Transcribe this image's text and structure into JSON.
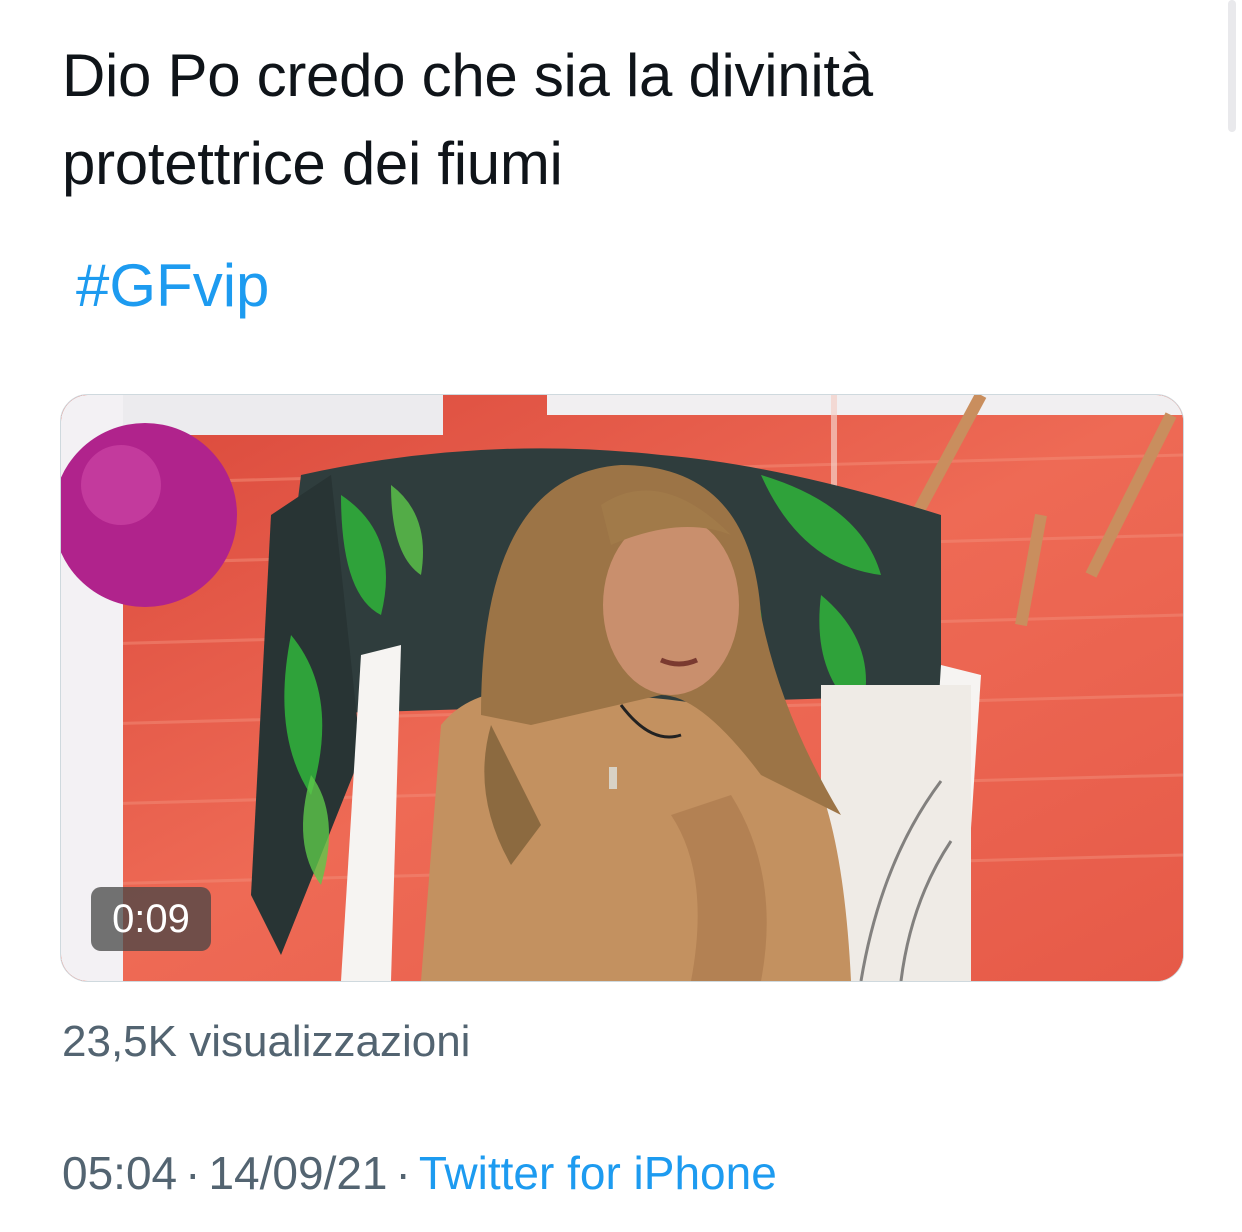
{
  "tweet": {
    "text_line1": "Dio Po credo che sia la divinità",
    "text_line2": "protettrice dei fiumi",
    "hashtag": "#GFvip"
  },
  "media": {
    "type": "video",
    "duration": "0:09",
    "views": "23,5K visualizzazioni"
  },
  "meta": {
    "time": "05:04",
    "separator": "·",
    "date": "14/09/21",
    "source": "Twitter for iPhone"
  },
  "colors": {
    "text": "#0f1419",
    "secondary": "#536471",
    "link": "#1d9bf0"
  }
}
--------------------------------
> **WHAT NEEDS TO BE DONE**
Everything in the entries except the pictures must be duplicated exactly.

> **TASK OUTPUT**
Transcribe this image's text and structure into JSON.
{
  "tweet": {
    "text_line1": "Dio Po credo che sia la divinità",
    "text_line2": "protettrice dei fiumi",
    "hashtag": "#GFvip"
  },
  "media": {
    "type": "video",
    "duration": "0:09",
    "views": "23,5K visualizzazioni"
  },
  "meta": {
    "time": "05:04",
    "separator": "·",
    "date": "14/09/21",
    "source": "Twitter for iPhone"
  },
  "colors": {
    "text": "#0f1419",
    "secondary": "#536471",
    "link": "#1d9bf0"
  }
}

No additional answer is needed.